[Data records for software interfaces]
Content starts

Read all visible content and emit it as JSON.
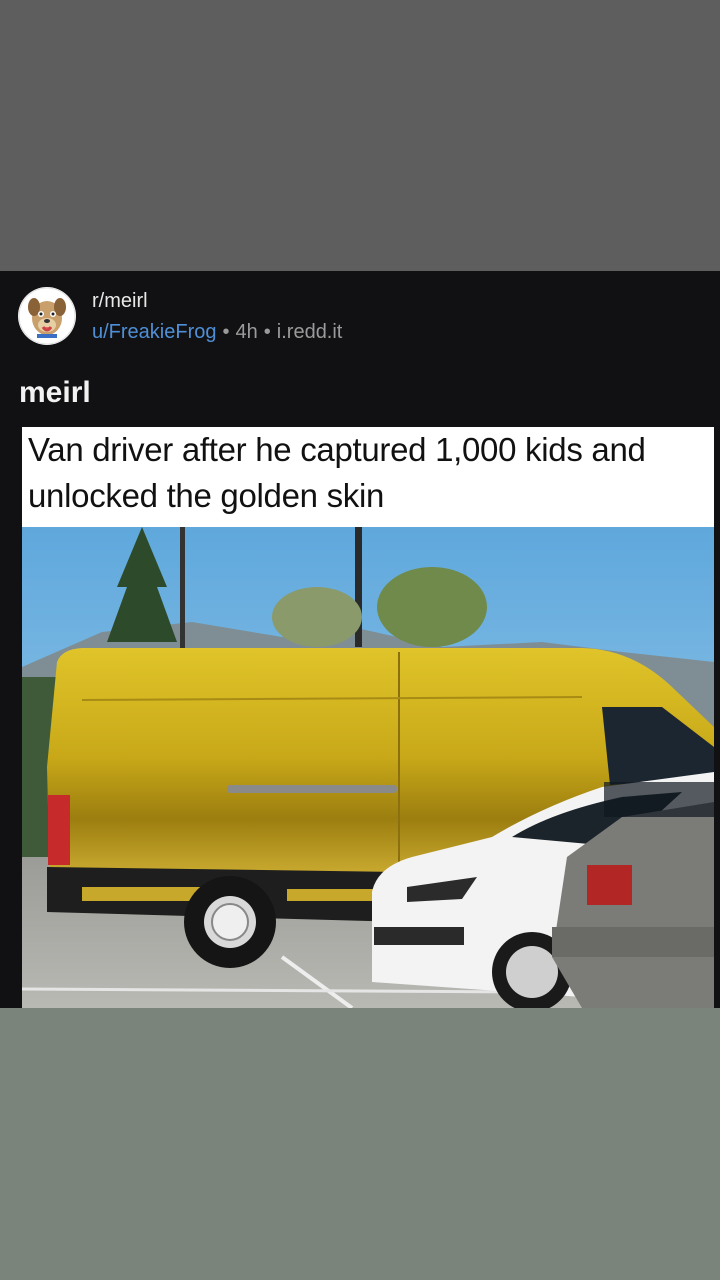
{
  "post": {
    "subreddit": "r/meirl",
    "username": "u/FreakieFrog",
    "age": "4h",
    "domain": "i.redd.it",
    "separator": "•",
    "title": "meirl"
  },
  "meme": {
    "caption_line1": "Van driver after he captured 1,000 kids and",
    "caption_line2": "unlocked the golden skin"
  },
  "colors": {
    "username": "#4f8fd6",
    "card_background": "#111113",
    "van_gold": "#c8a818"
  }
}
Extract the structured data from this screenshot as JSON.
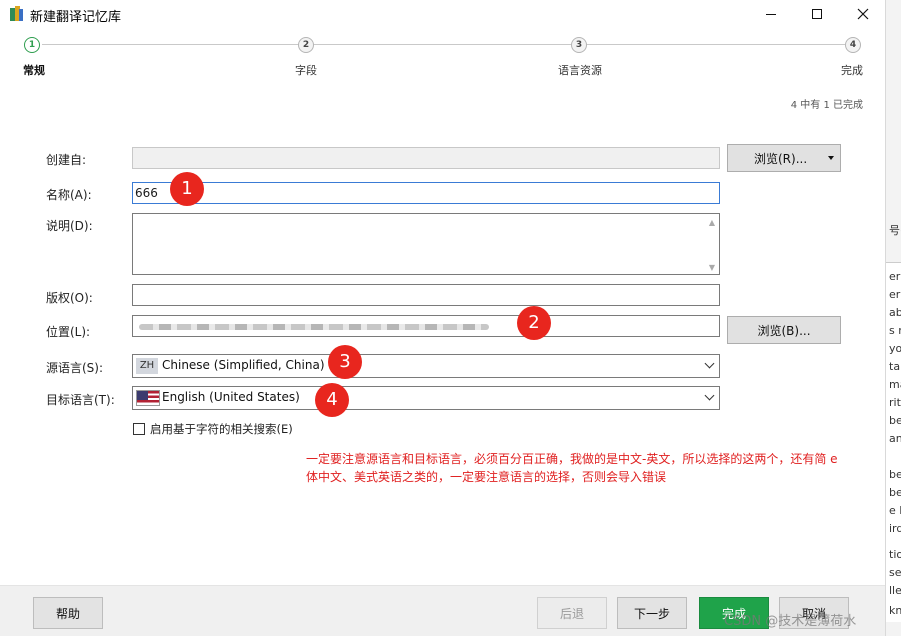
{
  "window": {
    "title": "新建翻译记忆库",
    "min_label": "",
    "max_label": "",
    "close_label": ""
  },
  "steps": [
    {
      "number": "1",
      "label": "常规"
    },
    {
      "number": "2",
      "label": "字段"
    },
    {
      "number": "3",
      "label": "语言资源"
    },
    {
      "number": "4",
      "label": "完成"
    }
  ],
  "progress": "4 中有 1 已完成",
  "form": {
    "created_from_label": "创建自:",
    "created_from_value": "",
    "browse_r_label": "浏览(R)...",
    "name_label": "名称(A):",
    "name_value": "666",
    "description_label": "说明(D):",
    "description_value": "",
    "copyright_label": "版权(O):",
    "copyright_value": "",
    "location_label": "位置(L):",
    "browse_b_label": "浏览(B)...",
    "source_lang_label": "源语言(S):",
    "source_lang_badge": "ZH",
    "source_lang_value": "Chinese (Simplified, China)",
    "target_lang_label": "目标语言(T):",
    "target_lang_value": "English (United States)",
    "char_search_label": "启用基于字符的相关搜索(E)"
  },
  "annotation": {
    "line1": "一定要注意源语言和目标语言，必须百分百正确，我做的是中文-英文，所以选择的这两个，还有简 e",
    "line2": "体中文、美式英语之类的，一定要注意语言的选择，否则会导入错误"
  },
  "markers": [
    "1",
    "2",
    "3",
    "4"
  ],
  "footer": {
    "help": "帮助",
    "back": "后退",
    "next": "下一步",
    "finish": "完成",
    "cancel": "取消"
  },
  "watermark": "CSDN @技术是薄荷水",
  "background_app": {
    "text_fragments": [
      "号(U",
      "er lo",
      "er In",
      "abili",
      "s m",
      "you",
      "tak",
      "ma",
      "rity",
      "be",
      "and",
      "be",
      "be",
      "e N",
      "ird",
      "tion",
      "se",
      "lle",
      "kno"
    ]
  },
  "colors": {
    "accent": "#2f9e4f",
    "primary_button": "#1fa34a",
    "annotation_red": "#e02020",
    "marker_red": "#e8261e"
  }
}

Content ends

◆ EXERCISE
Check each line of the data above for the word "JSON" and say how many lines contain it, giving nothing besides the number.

◆ ANSWER AREA
2